As the Kilauea volcano continues to erupt in Hawaii, there is material loss but not a loss of human life.  Thanks to Thomas Jaggar (January 24, 1871 – January 17, 1953), Hawaiians are safe.  Jaggar was a volcanologist who founded the Hawaiian Volcano Observatory to keep people safe and sound from volcanoes and earthquakes.

After acquiring his PHD in geology from Harvard University, he spent years working in a laboratory.  He also studied magmas.  However, Jaggar was not simply content with studying earth science in a laboratory.  He dreamed of doing field work to see and study firsthand the evolution of volcanoes and earthquakes.

Due to his level of expertise in understanding volcanoes, the United States sent him to examine the volcanic catastrophes at Soufrière  and Mont Pelee.  During his career as a volcanologist, he also went on other worldwide expeditions to study volcanoes and earthquakes.  He traveled to Italy, the Aleutics, Central America and Japan to observe earthquakes and eruptions in those nations.

After the deadly Messina earthquake killed 125, 000 people in 1908, Jagger decided that much more had to be done to protect future generations from volcanoes and earthquakes.  He had an excellent idea to start the first American volcano observatory in Kilauea, Hawaii.

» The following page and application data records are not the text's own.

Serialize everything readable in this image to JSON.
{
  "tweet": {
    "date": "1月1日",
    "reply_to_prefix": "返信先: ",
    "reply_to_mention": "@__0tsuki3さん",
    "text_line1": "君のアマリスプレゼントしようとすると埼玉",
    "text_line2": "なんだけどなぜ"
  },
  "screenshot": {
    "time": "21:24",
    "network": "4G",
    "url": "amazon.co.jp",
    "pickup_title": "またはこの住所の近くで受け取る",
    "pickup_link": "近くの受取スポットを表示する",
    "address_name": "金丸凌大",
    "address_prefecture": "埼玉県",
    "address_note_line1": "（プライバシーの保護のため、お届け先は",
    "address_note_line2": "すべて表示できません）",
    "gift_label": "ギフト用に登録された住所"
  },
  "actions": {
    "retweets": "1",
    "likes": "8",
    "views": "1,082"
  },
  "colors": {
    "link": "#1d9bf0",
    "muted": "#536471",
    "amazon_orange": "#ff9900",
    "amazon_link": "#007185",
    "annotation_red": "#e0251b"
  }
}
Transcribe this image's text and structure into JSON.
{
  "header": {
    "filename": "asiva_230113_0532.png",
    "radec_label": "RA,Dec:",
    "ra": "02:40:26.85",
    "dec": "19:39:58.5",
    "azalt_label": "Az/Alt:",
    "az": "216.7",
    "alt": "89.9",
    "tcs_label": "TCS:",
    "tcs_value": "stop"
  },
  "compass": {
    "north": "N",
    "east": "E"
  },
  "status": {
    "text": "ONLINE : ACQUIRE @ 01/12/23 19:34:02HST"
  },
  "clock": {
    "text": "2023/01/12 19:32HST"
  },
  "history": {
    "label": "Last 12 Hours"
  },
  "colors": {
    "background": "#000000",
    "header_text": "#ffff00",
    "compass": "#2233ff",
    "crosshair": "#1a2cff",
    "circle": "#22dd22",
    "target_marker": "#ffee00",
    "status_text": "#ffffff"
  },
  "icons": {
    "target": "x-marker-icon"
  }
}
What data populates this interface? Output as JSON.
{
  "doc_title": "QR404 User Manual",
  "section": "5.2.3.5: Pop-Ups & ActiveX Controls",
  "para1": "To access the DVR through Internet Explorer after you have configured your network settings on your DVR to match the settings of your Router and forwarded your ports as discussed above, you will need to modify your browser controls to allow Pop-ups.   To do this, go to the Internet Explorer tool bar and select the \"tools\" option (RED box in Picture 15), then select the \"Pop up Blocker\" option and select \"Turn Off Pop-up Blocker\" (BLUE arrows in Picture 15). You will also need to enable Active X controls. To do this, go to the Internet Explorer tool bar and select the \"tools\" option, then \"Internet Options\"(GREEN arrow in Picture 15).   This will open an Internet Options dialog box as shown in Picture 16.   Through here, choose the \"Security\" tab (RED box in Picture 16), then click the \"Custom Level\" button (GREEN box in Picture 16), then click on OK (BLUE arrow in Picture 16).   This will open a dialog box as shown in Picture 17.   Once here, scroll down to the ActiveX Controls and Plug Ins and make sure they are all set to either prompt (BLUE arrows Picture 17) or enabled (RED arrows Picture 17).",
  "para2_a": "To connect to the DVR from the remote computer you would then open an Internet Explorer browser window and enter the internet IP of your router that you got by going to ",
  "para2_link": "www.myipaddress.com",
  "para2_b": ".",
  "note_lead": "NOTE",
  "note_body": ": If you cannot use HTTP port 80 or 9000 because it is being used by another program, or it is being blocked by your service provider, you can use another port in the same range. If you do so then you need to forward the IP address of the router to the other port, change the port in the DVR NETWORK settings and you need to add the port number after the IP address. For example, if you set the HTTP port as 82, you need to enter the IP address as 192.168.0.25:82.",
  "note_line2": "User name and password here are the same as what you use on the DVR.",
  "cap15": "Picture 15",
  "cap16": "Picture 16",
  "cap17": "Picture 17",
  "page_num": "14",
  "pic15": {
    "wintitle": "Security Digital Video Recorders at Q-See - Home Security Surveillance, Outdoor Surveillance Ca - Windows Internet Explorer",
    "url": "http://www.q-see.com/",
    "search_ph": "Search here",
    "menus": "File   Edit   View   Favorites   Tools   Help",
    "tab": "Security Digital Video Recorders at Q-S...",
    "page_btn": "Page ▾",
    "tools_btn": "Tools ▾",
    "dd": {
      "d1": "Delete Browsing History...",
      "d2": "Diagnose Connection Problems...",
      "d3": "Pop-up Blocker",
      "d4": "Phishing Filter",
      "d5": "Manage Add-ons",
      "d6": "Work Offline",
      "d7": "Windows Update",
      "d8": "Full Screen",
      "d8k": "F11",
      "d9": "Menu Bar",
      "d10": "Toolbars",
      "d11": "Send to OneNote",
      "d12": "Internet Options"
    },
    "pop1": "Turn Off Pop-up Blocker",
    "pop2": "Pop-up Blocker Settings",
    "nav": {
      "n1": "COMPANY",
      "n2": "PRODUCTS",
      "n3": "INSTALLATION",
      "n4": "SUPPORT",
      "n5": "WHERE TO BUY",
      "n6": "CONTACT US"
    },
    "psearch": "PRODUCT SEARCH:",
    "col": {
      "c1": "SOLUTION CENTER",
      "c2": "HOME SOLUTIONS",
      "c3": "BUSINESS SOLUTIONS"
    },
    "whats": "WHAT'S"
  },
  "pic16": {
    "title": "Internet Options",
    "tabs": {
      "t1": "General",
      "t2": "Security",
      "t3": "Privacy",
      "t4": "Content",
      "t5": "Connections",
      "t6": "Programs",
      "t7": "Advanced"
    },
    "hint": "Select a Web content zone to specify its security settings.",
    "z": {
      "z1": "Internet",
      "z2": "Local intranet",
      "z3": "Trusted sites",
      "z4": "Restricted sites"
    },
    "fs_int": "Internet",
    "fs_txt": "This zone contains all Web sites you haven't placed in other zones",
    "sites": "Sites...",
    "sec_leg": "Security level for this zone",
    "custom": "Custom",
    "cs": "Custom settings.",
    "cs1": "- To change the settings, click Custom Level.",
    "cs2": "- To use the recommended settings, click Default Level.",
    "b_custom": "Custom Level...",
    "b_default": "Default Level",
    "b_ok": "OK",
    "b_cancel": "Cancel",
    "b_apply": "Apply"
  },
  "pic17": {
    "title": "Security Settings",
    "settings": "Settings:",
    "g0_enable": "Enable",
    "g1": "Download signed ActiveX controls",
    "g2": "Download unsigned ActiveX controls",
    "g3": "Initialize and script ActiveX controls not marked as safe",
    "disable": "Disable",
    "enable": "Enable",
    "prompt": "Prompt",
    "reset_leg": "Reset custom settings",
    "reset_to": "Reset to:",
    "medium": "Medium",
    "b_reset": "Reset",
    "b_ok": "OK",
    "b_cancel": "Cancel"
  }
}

Throughout his entire life, he worked on his big project.  Fortunately, he received financial support from notable businessmen, such as Thurston, among many others.  In 1912, Jaggar’s dream came true when the construction of the Hawaiian Volcano Observatory (HVO) began.  He directed the HVO from 1912 to 1940.  As the director of the HVO, Jaggar was very successful.  In 1919, he persuaded the National Weather Service to fund the HVO.

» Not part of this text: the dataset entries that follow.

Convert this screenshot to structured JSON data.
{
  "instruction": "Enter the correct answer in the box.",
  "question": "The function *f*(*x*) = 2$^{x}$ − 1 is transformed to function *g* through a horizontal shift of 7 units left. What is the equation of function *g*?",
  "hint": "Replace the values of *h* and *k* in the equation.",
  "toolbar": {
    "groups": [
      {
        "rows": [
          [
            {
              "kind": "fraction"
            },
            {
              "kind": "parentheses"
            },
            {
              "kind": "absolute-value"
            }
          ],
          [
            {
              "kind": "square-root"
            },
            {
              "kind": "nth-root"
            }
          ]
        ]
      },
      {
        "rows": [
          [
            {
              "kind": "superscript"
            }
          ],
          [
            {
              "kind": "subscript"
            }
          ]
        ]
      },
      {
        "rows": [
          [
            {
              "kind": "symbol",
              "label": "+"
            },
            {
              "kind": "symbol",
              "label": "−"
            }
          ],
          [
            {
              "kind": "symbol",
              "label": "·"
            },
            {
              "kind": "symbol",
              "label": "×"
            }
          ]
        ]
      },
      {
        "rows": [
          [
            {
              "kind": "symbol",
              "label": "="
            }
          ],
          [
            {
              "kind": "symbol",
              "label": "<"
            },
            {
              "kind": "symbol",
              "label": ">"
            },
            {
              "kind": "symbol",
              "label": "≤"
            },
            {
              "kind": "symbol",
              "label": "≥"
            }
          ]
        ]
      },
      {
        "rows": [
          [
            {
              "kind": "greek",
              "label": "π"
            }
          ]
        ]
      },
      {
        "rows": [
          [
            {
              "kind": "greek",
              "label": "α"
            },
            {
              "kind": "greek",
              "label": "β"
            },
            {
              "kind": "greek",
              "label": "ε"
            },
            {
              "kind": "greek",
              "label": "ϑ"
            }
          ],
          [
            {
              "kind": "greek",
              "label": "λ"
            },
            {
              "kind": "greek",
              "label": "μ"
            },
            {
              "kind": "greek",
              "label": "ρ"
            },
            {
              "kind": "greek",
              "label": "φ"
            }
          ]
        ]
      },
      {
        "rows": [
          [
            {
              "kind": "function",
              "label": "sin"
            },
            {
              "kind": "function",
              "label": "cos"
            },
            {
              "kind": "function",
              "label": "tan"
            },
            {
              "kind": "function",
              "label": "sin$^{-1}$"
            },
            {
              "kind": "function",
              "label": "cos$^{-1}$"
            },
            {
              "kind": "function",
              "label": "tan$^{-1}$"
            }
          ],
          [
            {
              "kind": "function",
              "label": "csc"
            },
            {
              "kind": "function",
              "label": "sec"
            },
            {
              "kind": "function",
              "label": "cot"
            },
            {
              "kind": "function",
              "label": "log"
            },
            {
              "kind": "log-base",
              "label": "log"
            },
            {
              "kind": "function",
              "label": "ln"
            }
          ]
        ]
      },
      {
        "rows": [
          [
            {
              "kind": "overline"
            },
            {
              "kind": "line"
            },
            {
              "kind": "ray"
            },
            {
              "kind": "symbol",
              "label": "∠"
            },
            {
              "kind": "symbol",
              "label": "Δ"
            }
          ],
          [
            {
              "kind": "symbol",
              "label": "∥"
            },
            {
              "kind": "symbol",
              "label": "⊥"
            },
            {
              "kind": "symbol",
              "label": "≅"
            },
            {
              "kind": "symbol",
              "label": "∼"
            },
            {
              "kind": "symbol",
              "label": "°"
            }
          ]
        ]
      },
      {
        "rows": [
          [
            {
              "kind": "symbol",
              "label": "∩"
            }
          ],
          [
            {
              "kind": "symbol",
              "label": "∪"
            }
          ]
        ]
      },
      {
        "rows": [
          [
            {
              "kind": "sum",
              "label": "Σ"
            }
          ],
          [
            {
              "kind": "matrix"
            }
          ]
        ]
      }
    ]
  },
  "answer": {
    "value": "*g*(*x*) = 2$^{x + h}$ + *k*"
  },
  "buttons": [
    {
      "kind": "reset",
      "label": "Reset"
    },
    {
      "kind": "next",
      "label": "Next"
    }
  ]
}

Today the HVO helps scientists conduct critical research about volcanoes and earthquakes.  Even though the HVO is not open to the public, people can read about volcanoes and earthquakes on their online site.

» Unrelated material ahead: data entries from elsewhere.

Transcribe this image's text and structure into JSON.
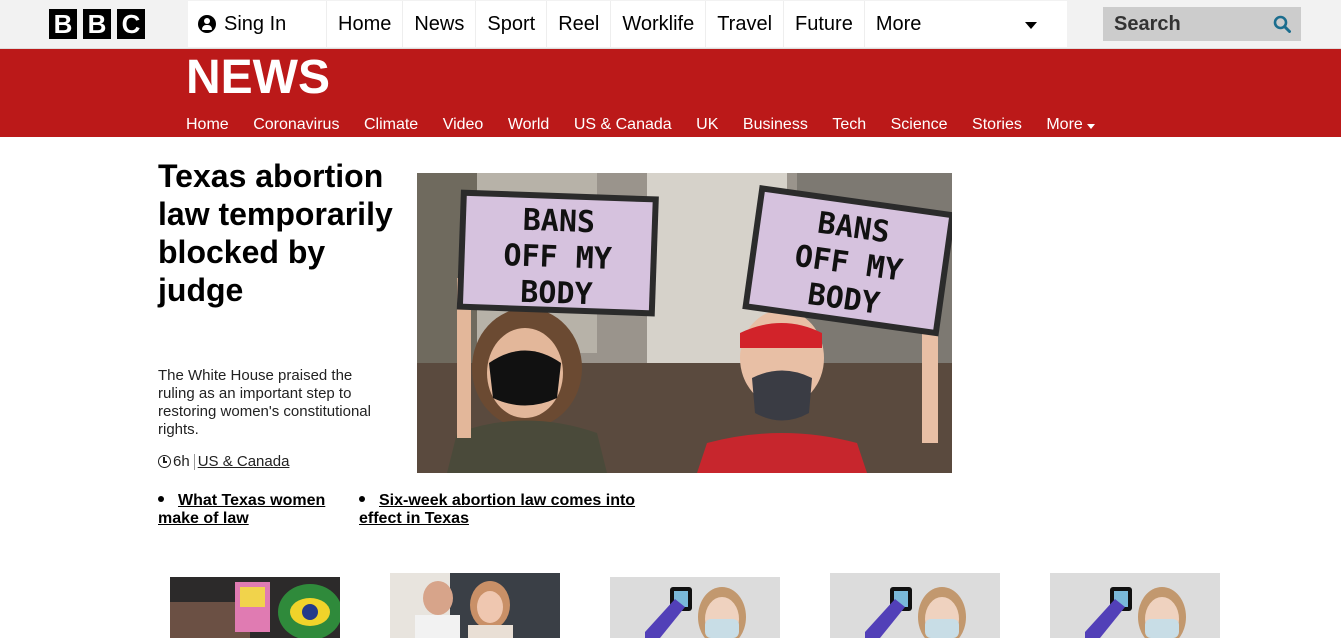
{
  "brand": {
    "letters": [
      "B",
      "B",
      "C"
    ]
  },
  "topnav": {
    "signin": "Sing In",
    "items": [
      "Home",
      "News",
      "Sport",
      "Reel",
      "Worklife",
      "Travel",
      "Future",
      "More"
    ]
  },
  "search": {
    "label": "Search"
  },
  "section": {
    "title": "NEWS",
    "nav": [
      "Home",
      "Coronavirus",
      "Climate",
      "Video",
      "World",
      "US & Canada",
      "UK",
      "Business",
      "Tech",
      "Science",
      "Stories",
      "More"
    ]
  },
  "main_story": {
    "headline": "Texas abortion law temporarily blocked by judge",
    "summary": "The White House praised the ruling as an important step to restoring women's constitutional rights.",
    "time": "6h",
    "category": "US & Canada",
    "image": {
      "sign_text": [
        "BANS",
        "OFF MY",
        "BODY"
      ]
    }
  },
  "related": [
    "What Texas women make of law",
    "Six-week abortion law comes into effect in Texas"
  ],
  "colors": {
    "brand_red": "#bb1919",
    "search_icon": "#1b6d8e"
  }
}
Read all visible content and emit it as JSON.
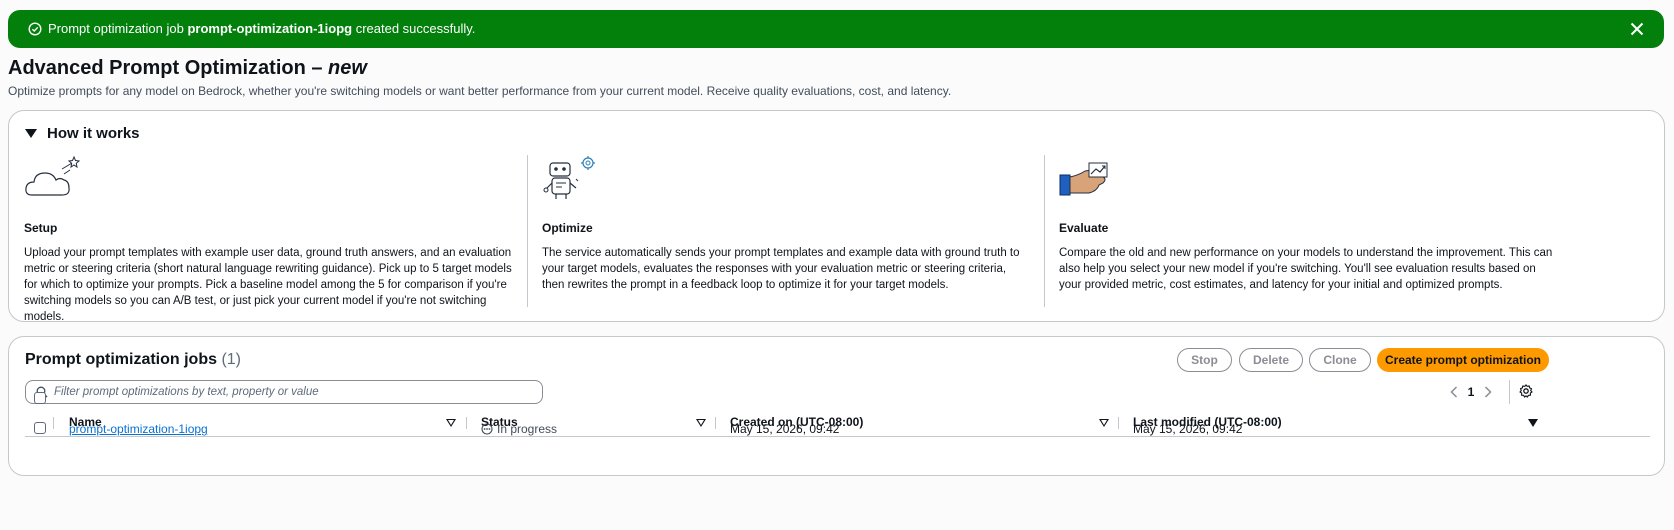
{
  "flash": {
    "prefix": "Prompt optimization job ",
    "job_name": "prompt-optimization-1iopg",
    "suffix": " created successfully."
  },
  "page": {
    "title": "Advanced Prompt Optimization – ",
    "title_badge": "new",
    "description": "Optimize prompts for any model on Bedrock, whether you're switching models or want better performance from your current model. Receive quality evaluations, cost, and latency."
  },
  "how_it_works": {
    "title": "How it works",
    "steps": [
      {
        "title": "Setup",
        "icon": "cloud-sparkle-icon",
        "body": "Upload your prompt templates with example user data, ground truth answers, and an evaluation metric or steering criteria (short natural language rewriting guidance). Pick up to 5 target models for which to optimize your prompts. Pick a baseline model among the 5 for comparison if you're switching models so you can A/B test, or just pick your current model if you're not switching models."
      },
      {
        "title": "Optimize",
        "icon": "robot-gear-icon",
        "body": "The service automatically sends your prompt templates and example data with ground truth to your target models, evaluates the responses with your evaluation metric or steering criteria, then rewrites the prompt in a feedback loop to optimize it for your target models."
      },
      {
        "title": "Evaluate",
        "icon": "hand-chart-icon",
        "body": "Compare the old and new performance on your models to understand the improvement. This can also help you select your new model if you're switching. You'll see evaluation results based on your provided metric, cost estimates, and latency for your initial and optimized prompts."
      }
    ]
  },
  "jobs": {
    "title": "Prompt optimization jobs",
    "count": "(1)",
    "buttons": {
      "stop": "Stop",
      "delete": "Delete",
      "clone": "Clone",
      "create": "Create prompt optimization"
    },
    "search_placeholder": "Filter prompt optimizations by text, property or value",
    "page_number": "1",
    "columns": [
      "Name",
      "Status",
      "Created on (UTC-08:00)",
      "Last modified (UTC-08:00)"
    ],
    "rows": [
      {
        "name": "prompt-optimization-1iopg",
        "status": "In progress",
        "created": "May 15, 2026, 09:42",
        "modified": "May 15, 2026, 09:42"
      }
    ]
  },
  "colors": {
    "success": "#037f0c",
    "primary_button": "#ff9900",
    "link": "#0972d3"
  }
}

Still inspiring scientists of all ages, Jaggar’s work, as a volcanologist, will never be forgotten.  Named in his honor, the Thomas A. Jaggar Museum, is a place for the general public to learn about volcanoes.  With spacious windows that have breathtaking views of the Kilauea volcano, this museum is also a tourist attraction.  All who enter this museum know that Jaggar’s work is immortalized here.